Also Peter Gowan wrote that the incorporation of East Europe into the capitalist world system is highly similar to imperialism. The starting point of the study of István Mészáros is1 structural crisis of the system of capitalist production specifically falls into military interventions, in which globalized capital (which disposes the strongest positions in the so called postmodern countries) turns against modern and pre-modern regions 

“in order to perpetuate their so-called »liberal imperialisms and the total domination of the militarily less powerful countries by unleashing »death and destructions.”

 

According to the study, despite former experiences there are positive preconditions nowadays to organize a more combative International.

Eszmélet periodical, No. 101 (Spring 2014)

  1. that 

The expanding techniques of agrarian business on the South hemisphere

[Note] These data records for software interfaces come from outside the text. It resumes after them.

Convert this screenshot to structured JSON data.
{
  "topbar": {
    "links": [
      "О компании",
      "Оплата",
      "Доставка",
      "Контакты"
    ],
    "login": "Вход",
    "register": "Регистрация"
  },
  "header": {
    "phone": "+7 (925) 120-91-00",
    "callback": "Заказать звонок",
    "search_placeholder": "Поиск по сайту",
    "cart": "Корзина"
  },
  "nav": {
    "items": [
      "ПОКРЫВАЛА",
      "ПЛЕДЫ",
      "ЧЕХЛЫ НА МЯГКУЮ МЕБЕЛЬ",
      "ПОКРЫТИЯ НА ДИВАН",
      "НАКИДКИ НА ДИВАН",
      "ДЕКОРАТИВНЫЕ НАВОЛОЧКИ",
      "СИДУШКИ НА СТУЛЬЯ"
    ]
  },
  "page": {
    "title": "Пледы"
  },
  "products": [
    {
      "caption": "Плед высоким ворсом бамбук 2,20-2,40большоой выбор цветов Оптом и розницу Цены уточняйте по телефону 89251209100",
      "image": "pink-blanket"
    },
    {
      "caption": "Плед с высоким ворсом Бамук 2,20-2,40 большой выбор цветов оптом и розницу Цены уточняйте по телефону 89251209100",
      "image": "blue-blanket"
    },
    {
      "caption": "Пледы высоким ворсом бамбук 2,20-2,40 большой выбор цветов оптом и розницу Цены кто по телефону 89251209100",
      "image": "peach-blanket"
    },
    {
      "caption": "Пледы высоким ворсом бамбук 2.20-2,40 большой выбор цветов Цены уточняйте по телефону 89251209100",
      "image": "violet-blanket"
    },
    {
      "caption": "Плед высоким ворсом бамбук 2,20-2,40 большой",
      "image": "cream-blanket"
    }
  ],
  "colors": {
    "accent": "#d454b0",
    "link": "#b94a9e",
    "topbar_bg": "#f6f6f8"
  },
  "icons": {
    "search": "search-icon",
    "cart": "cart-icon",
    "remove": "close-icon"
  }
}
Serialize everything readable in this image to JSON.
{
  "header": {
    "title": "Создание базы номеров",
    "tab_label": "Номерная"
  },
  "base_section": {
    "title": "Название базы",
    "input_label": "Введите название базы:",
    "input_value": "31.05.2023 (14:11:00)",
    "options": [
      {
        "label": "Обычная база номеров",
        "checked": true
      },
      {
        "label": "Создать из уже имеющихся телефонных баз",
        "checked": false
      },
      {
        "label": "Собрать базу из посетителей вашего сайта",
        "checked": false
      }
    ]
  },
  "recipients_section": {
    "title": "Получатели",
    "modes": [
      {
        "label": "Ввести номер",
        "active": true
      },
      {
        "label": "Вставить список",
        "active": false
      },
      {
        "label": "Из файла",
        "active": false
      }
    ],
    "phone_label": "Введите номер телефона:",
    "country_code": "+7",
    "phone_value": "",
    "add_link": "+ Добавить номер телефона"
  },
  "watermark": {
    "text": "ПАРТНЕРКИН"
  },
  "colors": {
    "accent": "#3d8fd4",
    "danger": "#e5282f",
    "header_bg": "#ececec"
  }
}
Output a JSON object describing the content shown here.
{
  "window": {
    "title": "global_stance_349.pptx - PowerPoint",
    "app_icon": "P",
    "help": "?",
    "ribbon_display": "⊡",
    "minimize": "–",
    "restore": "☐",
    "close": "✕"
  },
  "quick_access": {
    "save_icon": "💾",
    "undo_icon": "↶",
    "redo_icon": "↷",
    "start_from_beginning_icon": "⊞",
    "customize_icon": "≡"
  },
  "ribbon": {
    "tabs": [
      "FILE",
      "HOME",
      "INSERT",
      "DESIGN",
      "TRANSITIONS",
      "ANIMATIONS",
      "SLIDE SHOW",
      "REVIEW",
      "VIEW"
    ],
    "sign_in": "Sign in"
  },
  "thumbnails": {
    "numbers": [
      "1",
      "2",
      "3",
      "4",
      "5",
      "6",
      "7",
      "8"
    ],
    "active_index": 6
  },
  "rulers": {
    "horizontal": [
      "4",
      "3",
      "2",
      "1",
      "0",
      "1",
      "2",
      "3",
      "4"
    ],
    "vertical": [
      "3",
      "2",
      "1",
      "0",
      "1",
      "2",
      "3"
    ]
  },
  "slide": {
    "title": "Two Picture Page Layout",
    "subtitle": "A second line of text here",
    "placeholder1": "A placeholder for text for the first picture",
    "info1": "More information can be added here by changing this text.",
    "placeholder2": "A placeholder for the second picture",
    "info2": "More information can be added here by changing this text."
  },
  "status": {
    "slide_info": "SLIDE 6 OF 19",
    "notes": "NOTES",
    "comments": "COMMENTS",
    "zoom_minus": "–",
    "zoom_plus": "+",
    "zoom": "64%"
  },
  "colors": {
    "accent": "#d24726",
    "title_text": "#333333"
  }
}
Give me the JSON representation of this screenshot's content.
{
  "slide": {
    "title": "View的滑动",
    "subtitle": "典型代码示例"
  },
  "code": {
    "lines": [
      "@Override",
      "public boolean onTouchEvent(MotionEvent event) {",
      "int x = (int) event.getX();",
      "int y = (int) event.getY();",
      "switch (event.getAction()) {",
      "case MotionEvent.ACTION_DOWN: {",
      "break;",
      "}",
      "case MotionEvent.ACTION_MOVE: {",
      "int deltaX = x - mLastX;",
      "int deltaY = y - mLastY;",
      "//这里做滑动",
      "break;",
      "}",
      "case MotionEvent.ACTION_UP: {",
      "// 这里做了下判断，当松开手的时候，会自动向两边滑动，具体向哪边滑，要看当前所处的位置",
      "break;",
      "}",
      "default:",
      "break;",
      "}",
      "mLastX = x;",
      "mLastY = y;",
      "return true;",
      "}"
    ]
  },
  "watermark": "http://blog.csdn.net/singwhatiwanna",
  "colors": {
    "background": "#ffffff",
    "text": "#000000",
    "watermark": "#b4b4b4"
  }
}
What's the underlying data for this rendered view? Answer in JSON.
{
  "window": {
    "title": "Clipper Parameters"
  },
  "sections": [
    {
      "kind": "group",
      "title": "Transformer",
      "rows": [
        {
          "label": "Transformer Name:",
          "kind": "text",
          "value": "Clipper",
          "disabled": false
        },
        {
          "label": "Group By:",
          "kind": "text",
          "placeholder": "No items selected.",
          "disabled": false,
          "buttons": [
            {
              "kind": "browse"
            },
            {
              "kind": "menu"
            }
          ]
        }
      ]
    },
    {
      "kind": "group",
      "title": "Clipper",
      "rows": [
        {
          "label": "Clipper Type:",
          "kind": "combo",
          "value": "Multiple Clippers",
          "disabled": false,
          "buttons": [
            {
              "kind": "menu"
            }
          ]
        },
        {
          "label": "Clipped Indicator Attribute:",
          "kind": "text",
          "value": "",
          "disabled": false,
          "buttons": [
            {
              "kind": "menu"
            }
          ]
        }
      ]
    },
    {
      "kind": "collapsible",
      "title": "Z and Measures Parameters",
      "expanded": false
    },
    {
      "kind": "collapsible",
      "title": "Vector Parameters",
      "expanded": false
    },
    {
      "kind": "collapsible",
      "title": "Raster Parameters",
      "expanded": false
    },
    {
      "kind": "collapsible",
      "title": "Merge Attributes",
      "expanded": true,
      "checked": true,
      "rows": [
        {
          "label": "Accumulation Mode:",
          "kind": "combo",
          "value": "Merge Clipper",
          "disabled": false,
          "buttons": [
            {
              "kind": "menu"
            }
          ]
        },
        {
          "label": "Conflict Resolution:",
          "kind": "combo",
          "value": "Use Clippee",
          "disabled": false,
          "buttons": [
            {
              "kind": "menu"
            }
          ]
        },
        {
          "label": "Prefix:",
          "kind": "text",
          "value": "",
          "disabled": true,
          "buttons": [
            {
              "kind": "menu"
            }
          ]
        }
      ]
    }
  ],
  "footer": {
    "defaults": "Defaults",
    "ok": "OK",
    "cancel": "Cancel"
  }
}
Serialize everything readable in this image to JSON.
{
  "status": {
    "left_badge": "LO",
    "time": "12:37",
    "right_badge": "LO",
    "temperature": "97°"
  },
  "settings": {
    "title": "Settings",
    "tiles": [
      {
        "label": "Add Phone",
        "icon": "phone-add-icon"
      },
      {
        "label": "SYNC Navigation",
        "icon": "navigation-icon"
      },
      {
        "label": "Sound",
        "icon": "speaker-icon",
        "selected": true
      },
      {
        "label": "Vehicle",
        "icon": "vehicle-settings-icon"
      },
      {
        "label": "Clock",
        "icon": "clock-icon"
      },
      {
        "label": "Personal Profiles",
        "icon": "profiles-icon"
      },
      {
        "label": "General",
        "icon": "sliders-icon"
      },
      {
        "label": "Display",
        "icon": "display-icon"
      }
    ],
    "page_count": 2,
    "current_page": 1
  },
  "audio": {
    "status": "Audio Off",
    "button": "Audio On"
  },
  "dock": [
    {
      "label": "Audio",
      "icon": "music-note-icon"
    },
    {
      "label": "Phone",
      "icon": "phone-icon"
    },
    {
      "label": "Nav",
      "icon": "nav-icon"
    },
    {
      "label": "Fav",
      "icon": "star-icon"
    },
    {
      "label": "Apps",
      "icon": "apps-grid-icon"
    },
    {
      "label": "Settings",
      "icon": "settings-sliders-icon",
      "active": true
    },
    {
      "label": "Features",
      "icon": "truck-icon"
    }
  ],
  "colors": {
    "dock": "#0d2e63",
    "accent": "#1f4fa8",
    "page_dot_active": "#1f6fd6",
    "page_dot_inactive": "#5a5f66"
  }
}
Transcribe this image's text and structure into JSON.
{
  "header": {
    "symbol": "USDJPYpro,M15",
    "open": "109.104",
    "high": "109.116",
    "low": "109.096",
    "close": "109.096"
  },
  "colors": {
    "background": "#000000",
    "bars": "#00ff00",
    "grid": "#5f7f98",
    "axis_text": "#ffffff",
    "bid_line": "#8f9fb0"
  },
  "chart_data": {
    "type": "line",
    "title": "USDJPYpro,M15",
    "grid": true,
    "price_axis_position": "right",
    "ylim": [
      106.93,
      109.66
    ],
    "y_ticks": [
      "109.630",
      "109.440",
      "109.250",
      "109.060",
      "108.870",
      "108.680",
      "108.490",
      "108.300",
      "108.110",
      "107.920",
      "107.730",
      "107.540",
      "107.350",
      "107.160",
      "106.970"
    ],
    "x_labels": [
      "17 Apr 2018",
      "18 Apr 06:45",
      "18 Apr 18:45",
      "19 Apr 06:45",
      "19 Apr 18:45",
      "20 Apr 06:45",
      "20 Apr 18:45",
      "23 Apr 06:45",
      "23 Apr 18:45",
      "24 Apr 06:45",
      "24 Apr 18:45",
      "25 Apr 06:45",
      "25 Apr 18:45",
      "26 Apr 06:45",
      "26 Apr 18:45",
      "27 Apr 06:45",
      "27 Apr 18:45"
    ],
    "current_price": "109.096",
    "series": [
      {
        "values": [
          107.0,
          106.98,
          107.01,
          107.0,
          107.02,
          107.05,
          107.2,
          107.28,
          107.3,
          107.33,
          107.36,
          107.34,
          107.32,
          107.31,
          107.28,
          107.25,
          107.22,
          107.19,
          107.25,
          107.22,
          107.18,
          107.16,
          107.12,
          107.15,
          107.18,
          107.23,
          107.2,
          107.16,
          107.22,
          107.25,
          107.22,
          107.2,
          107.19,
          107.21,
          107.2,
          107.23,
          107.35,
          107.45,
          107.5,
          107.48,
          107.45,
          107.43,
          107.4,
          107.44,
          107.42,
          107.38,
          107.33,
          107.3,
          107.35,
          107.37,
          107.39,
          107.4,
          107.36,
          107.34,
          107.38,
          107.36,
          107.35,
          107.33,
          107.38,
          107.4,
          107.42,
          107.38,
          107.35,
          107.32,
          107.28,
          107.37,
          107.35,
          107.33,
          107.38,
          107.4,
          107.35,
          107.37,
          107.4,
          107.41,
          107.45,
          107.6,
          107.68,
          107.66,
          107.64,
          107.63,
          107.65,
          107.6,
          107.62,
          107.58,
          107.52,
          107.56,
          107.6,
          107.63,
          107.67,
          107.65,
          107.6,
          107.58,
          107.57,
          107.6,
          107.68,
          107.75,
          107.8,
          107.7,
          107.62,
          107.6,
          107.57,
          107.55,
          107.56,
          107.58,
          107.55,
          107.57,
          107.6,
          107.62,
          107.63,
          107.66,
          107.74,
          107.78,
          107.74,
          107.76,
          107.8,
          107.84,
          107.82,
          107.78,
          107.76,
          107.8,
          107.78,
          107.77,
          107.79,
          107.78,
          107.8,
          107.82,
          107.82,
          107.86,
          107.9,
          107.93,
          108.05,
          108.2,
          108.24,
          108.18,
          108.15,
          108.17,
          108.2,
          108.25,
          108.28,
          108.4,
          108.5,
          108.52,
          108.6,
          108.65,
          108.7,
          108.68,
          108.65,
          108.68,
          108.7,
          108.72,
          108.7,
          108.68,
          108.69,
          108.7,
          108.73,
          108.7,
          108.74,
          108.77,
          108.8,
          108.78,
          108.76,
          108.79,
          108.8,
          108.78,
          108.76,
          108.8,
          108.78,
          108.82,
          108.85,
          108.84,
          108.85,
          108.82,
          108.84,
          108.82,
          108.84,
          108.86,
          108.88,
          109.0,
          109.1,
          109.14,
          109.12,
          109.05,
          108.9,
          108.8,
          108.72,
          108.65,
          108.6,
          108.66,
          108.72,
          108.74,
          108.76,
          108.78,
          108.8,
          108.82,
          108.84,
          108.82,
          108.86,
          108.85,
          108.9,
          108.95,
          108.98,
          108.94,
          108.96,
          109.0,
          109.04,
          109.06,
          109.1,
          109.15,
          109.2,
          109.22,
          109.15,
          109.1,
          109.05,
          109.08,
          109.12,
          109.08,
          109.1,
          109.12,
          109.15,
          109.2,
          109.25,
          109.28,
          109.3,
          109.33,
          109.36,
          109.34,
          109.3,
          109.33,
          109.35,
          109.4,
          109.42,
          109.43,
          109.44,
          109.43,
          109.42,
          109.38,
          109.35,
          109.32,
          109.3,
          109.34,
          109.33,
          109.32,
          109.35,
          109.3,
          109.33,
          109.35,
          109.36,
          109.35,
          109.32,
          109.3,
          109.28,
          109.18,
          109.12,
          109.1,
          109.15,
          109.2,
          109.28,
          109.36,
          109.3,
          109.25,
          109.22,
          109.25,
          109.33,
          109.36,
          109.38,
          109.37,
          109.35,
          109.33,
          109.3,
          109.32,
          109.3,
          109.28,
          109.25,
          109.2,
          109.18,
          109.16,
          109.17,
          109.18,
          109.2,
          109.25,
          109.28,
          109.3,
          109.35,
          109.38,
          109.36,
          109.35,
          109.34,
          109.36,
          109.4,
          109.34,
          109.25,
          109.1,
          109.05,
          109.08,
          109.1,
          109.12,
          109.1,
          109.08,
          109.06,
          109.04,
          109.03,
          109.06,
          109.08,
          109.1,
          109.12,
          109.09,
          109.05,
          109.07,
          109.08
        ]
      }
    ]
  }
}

Agrarian business corporations, the main winners of globalization and the designers of the system that fulfils their demands are continuing their concentrating and expanding strategies. Endued or supported by the states and international organizations they attempts to force their socially excluding and ecologically destructive models of development on the southern countries, which also undermines the safety of food supply there.